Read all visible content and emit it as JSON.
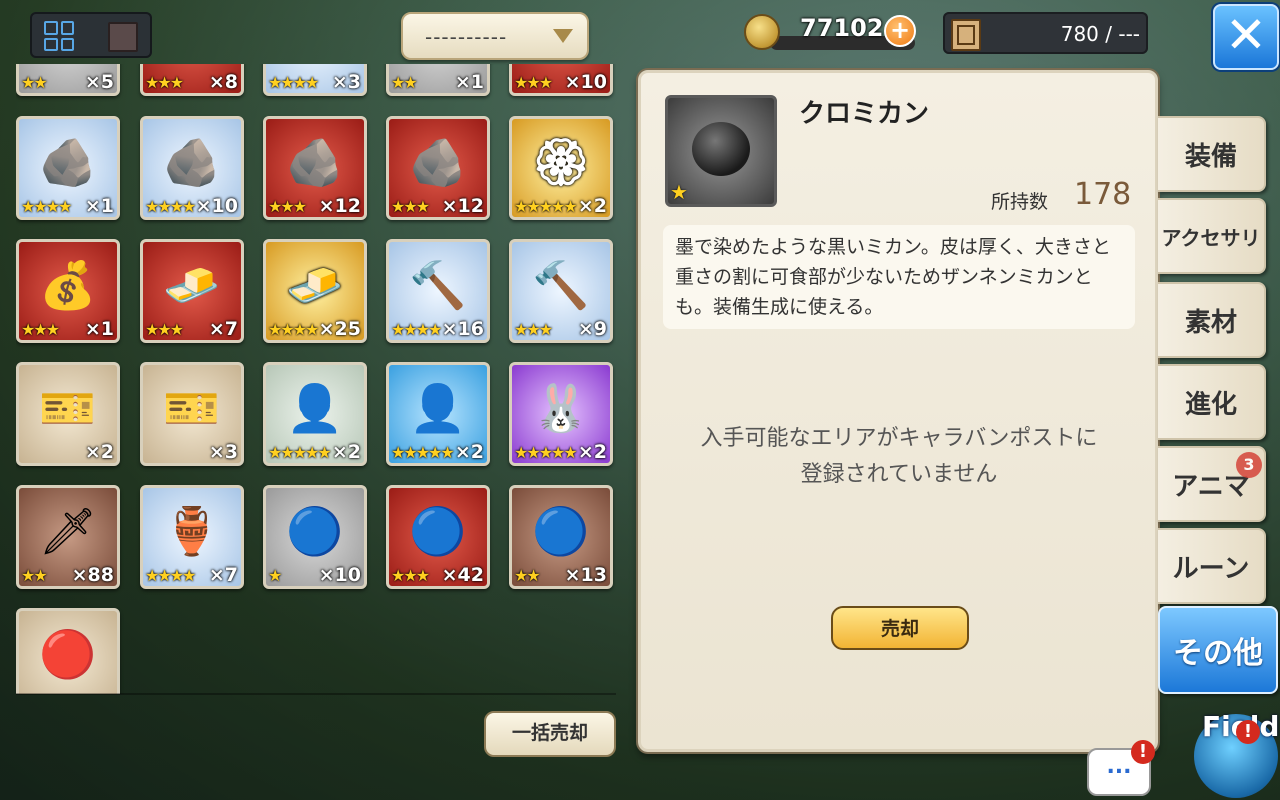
{
  "header": {
    "view_toggle": [
      "grid-view-icon",
      "single-view-icon"
    ],
    "filter_value": "----------",
    "gold": "77102",
    "gold_plus": "+",
    "capacity": "780 / ---",
    "close": "✕"
  },
  "inventory": {
    "top_row_partial": [
      {
        "stars": "★★",
        "count": "×5",
        "color": "gray"
      },
      {
        "stars": "★★★",
        "count": "×8",
        "color": "red"
      },
      {
        "stars": "★★★★",
        "count": "×3",
        "color": "blue"
      },
      {
        "stars": "★★",
        "count": "×1",
        "color": "gray"
      },
      {
        "stars": "★★★",
        "count": "×10",
        "color": "red"
      }
    ],
    "items": [
      {
        "name": "blue-rune-stone",
        "glyph": "🪨",
        "stars": "★★★★",
        "count": "×1",
        "color": "blue"
      },
      {
        "name": "blue-rune-stone",
        "glyph": "🪨",
        "stars": "★★★★",
        "count": "×10",
        "color": "blue"
      },
      {
        "name": "boot-rune-stone",
        "glyph": "🪨",
        "stars": "★★★",
        "count": "×12",
        "color": "red"
      },
      {
        "name": "rune-stone",
        "glyph": "🪨",
        "stars": "★★★",
        "count": "×12",
        "color": "red"
      },
      {
        "name": "golden-orb",
        "glyph": "🏵",
        "stars": "★★★★★",
        "count": "×2",
        "color": "gold"
      },
      {
        "name": "coin-bag",
        "glyph": "💰",
        "stars": "★★★",
        "count": "×1",
        "color": "red"
      },
      {
        "name": "gold-bar",
        "glyph": "🧈",
        "stars": "★★★",
        "count": "×7",
        "color": "red"
      },
      {
        "name": "gold-bars",
        "glyph": "🧈",
        "stars": "★★★★",
        "count": "×25",
        "color": "gold"
      },
      {
        "name": "red-hammer",
        "glyph": "🔨",
        "stars": "★★★★",
        "count": "×16",
        "color": "blue"
      },
      {
        "name": "blue-hammer",
        "glyph": "🔨",
        "stars": "★★★",
        "count": "×9",
        "color": "blue"
      },
      {
        "name": "gold-ticket",
        "glyph": "🎫",
        "stars": "",
        "count": "×2",
        "color": "tan"
      },
      {
        "name": "purple-ticket",
        "glyph": "🎫",
        "stars": "",
        "count": "×3",
        "color": "tan"
      },
      {
        "name": "silhouette-green",
        "glyph": "👤",
        "stars": "★★★★★",
        "count": "×2",
        "color": "green"
      },
      {
        "name": "silhouette-blue",
        "glyph": "👤",
        "stars": "★★★★★",
        "count": "×2",
        "color": "sky"
      },
      {
        "name": "silhouette-purple",
        "glyph": "🐰",
        "stars": "★★★★★",
        "count": "×2",
        "color": "purple"
      },
      {
        "name": "green-spear",
        "glyph": "🗡",
        "stars": "★★",
        "count": "×88",
        "color": "brown"
      },
      {
        "name": "crystal-vase",
        "glyph": "🏺",
        "stars": "★★★★",
        "count": "×7",
        "color": "blue"
      },
      {
        "name": "blue-gem",
        "glyph": "🔵",
        "stars": "★",
        "count": "×10",
        "color": "gray"
      },
      {
        "name": "blue-gem-ring",
        "glyph": "🔵",
        "stars": "★★★",
        "count": "×42",
        "color": "red"
      },
      {
        "name": "blue-gem-brown",
        "glyph": "🔵",
        "stars": "★★",
        "count": "×13",
        "color": "brown"
      },
      {
        "name": "red-orb",
        "glyph": "🔴",
        "stars": "",
        "count": "",
        "color": "tan"
      }
    ],
    "bulk_sell": "一括売却"
  },
  "detail": {
    "name": "クロミカン",
    "owned_label": "所持数",
    "owned_value": "178",
    "rarity": "★",
    "description": "墨で染めたような黒いミカン。皮は厚く、大きさと重さの割に可食部が少ないためザンネンミカンとも。装備生成に使える。",
    "source_line1": "入手可能なエリアがキャラバンポストに",
    "source_line2": "登録されていません",
    "sell": "売却"
  },
  "tabs": [
    {
      "label": "装備",
      "active": false
    },
    {
      "label": "アクセサリ",
      "active": false
    },
    {
      "label": "素材",
      "active": false
    },
    {
      "label": "進化",
      "active": false
    },
    {
      "label": "アニマ",
      "active": false,
      "badge": "3"
    },
    {
      "label": "ルーン",
      "active": false
    },
    {
      "label": "その他",
      "active": true
    }
  ],
  "corner": {
    "field_label": "Field",
    "alert": "!",
    "chat": "...",
    "chat_alert": "!"
  }
}
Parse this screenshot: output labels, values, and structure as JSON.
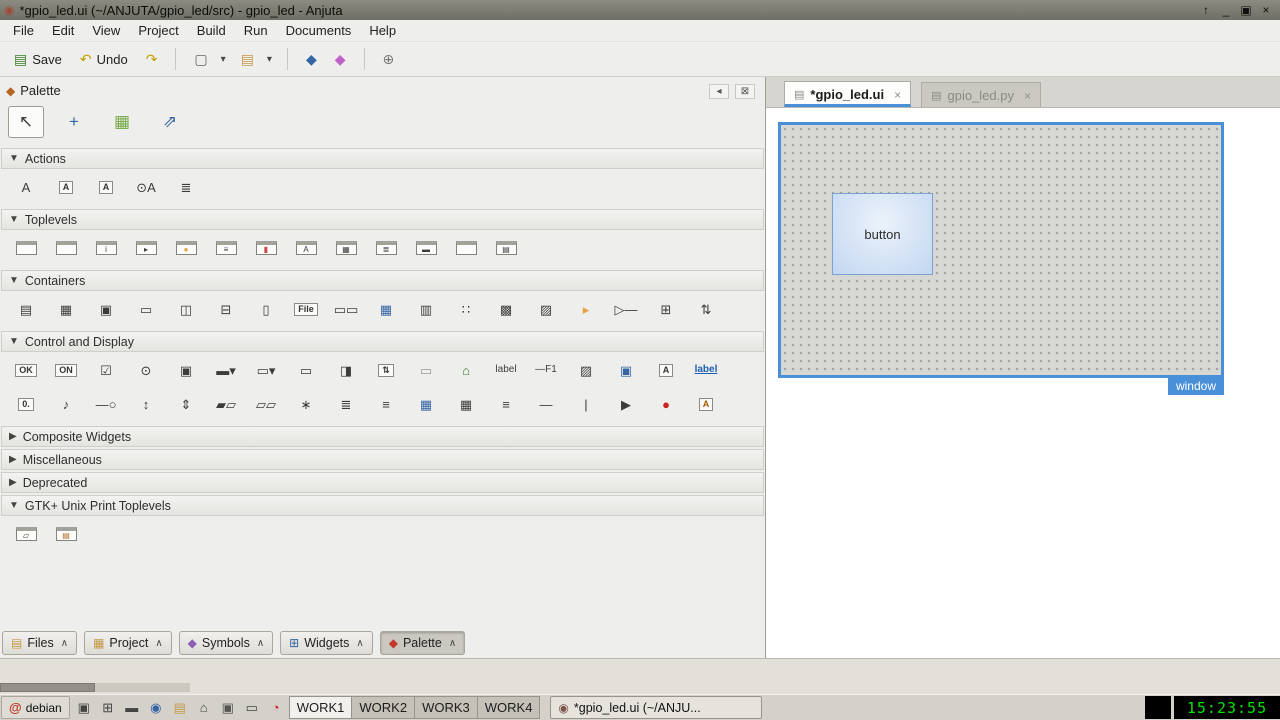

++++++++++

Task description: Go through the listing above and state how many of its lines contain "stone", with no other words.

The completed task: 4